“<at> , <>. Brother J. Smith Jr. Dear Sir— I thought I would occupy a portion of this morning in writing to you— by a letter received from yesterday, I have learned that the Senate has decided that they have no constitutional right to interfere in the case between us, and the people of ; and refer us to the Courts for redress; either those of , or the . Now I am confident, that there is but one person in , that we can sue with safety, and that is , and he is known to be a bankrupt, and unable to pay his debts, that if we should sue him, we will have the cost to pay, as he has nothing to pay it, with, We are therefore left to bear the loss without redress at present— is on the way home, and has been for ten days, he obtained money [p. 1041]
April 1 me from executing nearly all the arrangements, I had proposed for myself for the last eight months. Knowing the additions constantly joining your Society, it has occurred to me, that some of them may be unprovided with farming lands; and I mention at this time, that I am interested in a Tract of about 12,000 acres of very choice lands consisting of Timber and Prairie, fifteen or twenty miles from , upon which Mr. Gillet and several other families are settled, and cultivating most excellent farms— it is one of the best Neighborhoods in the . I do not know what my Copartners in this tract would say about disposing of what remains unsold of the Tract (say eight to nine thousand acres) but I should be disposed to sell upon reasonable terms, provided from twenty to forty families, valuable for their prudence, industry, and good habits from your Society, can be found to form a small Colony of practical farmers— I am also interested with the same Gentleman in lands near Rock River, in Henry and Mercer Counties, and believe this would on many accounts be another extremely desirable place or location for a Colony of your people— I have said nothing to those owning with me relative to this subject, but suppose they would be governed materially by two considerations; namely, the characters of the purchasers and the fact of their being actual settlers or not— If you think two small colonies of the right sort can be formed from your Society, you will oblige, by informing me at your earliest opportunity— The price of the balance in the Tract near , including an average proportion of timber, and an average proportion of prairie, I should think 450/100 dollars per acre, none of the prairie alone has been sold less than 3 dollars, and some at 3 and a half, and I am confident that four and a half dollars for timber and prairie is very low, and especially as a credit except for a small amount would be extended to the purchasers— The other Tract is nearly all Prairie, but the finest selection of that region. It is probably worth three and a half dollars per acre. [HC 4:101] As my paper is out I have only room to request my respects presented to all friends at . I beg you to tell the Editor of the Times and Seasons that as soon as my health allows me to go to the bank, I shall send them $10. Your obt. servt.

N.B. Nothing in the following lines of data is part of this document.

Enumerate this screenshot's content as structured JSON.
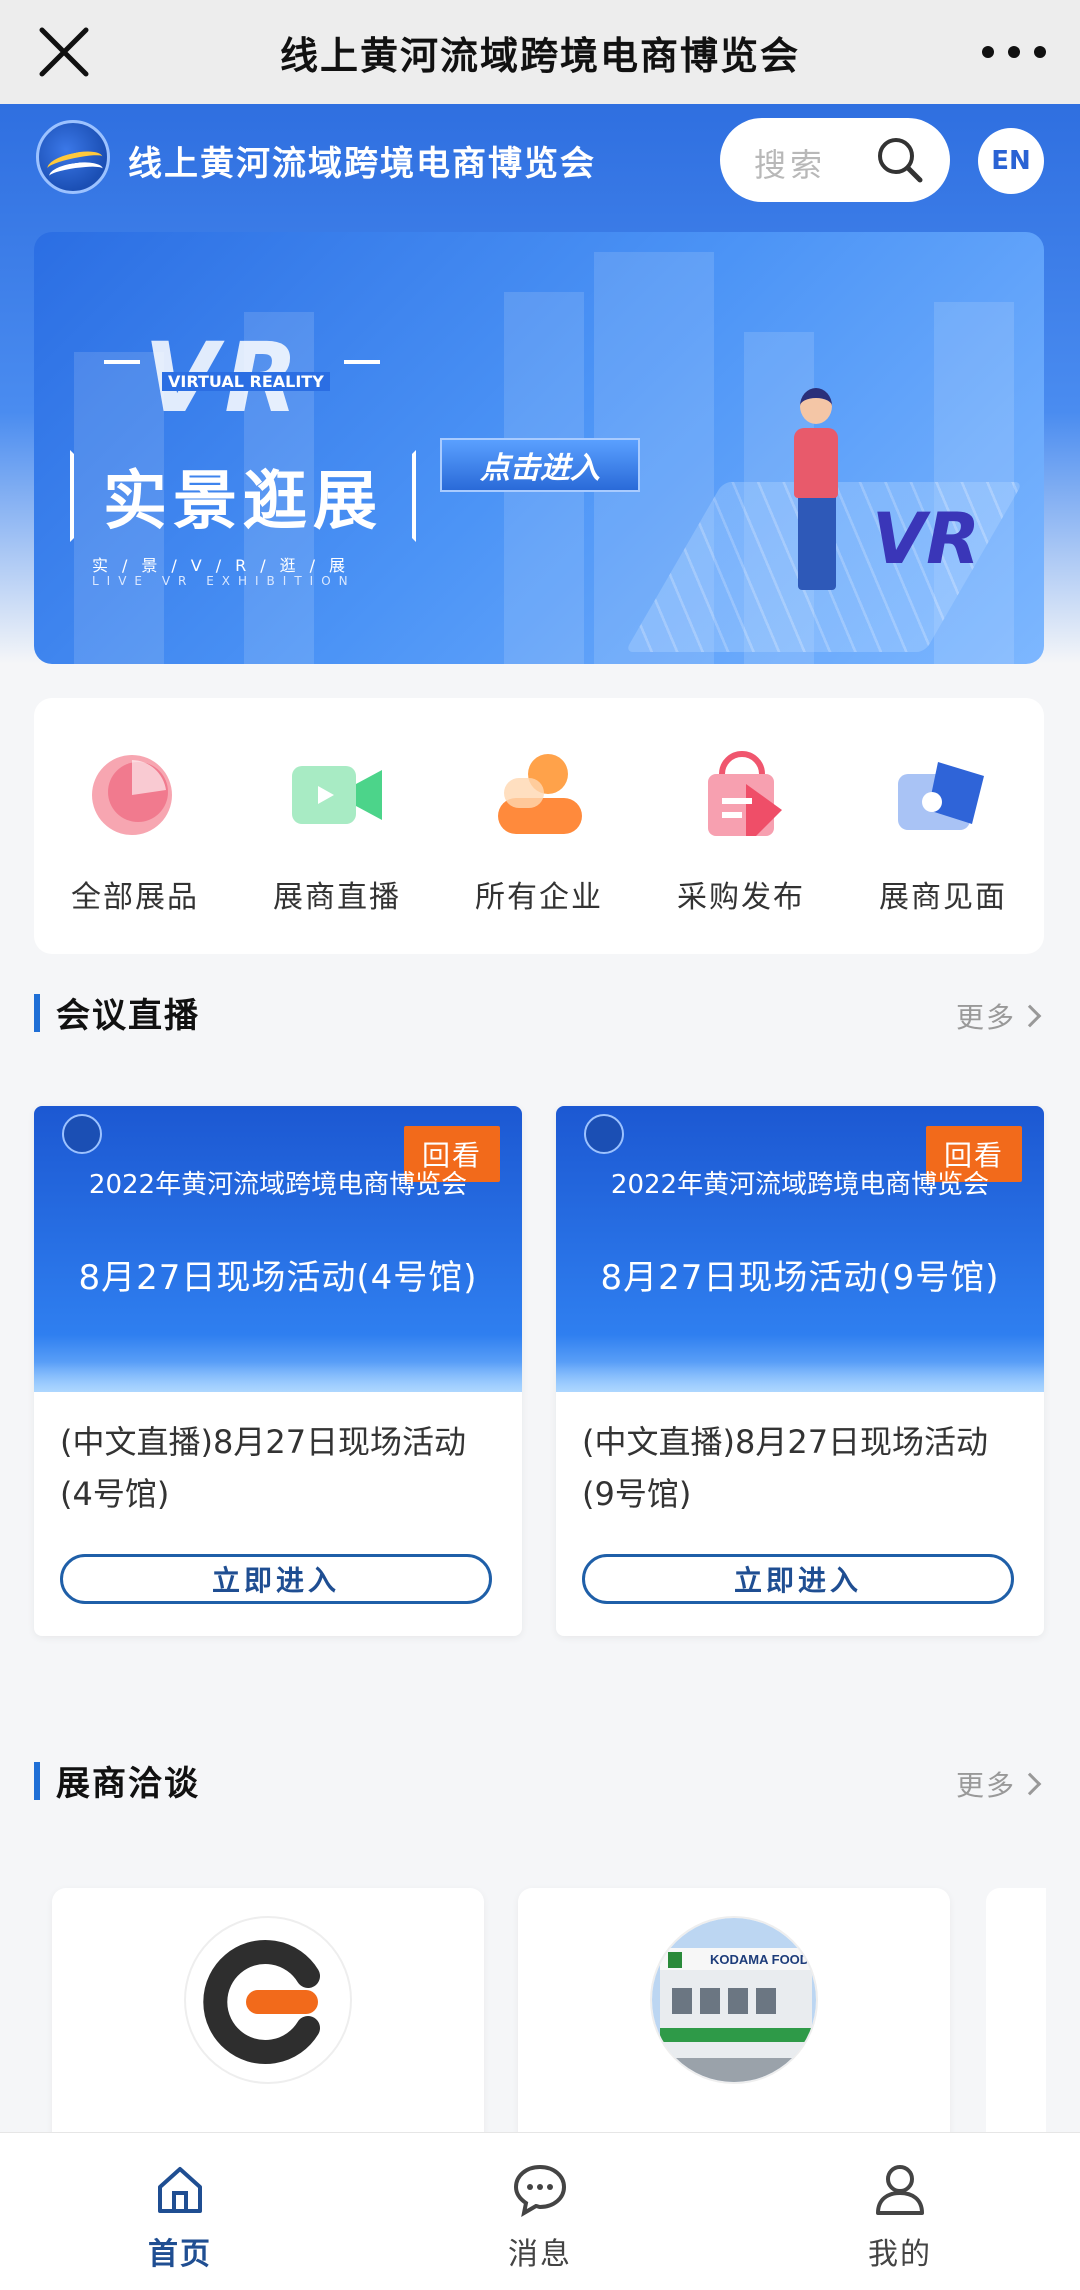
{
  "topbar": {
    "title": "线上黄河流域跨境电商博览会"
  },
  "header": {
    "site_name": "线上黄河流域跨境电商博览会",
    "search_placeholder": "搜索",
    "lang": "EN"
  },
  "banner": {
    "vr": "VR",
    "vr_sub": "VIRTUAL REALITY",
    "title": "实景逛展",
    "line1": "实/景/V/R/逛/展",
    "line2": "LIVE VR EXHIBITION",
    "enter": "点击进入",
    "vr_badge": "VR"
  },
  "quicknav": [
    {
      "label": "全部展品",
      "icon": "all-products-icon"
    },
    {
      "label": "展商直播",
      "icon": "live-video-icon"
    },
    {
      "label": "所有企业",
      "icon": "enterprises-icon"
    },
    {
      "label": "采购发布",
      "icon": "purchase-icon"
    },
    {
      "label": "展商见面",
      "icon": "meeting-icon"
    }
  ],
  "meeting_live": {
    "title": "会议直播",
    "more": "更多",
    "cards": [
      {
        "badge": "回看",
        "expo": "2022年黄河流域跨境电商博览会",
        "big": "8月27日现场活动(4号馆)",
        "desc": "(中文直播)8月27日现场活动(4号馆)",
        "enter": "立即进入"
      },
      {
        "badge": "回看",
        "expo": "2022年黄河流域跨境电商博览会",
        "big": "8月27日现场活动(9号馆)",
        "desc": "(中文直播)8月27日现场活动(9号馆)",
        "enter": "立即进入"
      }
    ]
  },
  "exhibitor_talks": {
    "title": "展商洽谈",
    "more": "更多",
    "cards": [
      {
        "name": "e"
      },
      {
        "name": "KODAMA FOODS CO.,LTD."
      }
    ]
  },
  "tabbar": [
    {
      "label": "首页",
      "icon": "home-icon",
      "active": true
    },
    {
      "label": "消息",
      "icon": "message-icon",
      "active": false
    },
    {
      "label": "我的",
      "icon": "profile-icon",
      "active": false
    }
  ],
  "colors": {
    "brand_blue": "#2f6fe0",
    "accent_orange": "#f26a1b",
    "tab_active": "#1f4e92"
  }
}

3 April 1840 • Friday
3 Friday April 3rd. 1840
“at , . Brother J. Smith Jr. Dear Sir— I thought I would occupy a portion of this morning in writing to you— by a letter received from yesterday, I have learned that the Senate has decided that they have no constitutional right to interfere in the case between us, and the people of ; and refer us to the Courts for redress; either those of , or the . Now I am confident, that there is but one person in , that we can sue with safety, and that is , and he is known to be a bankrupt, and unable to pay his debts, that if we should sue him, we will have the cost to pay, as he has nothing to pay it, with, We are therefore left to bear the loss without redress at present— is on the way home, and has been for ten days, he obtained money [p. 1041]
Page 1041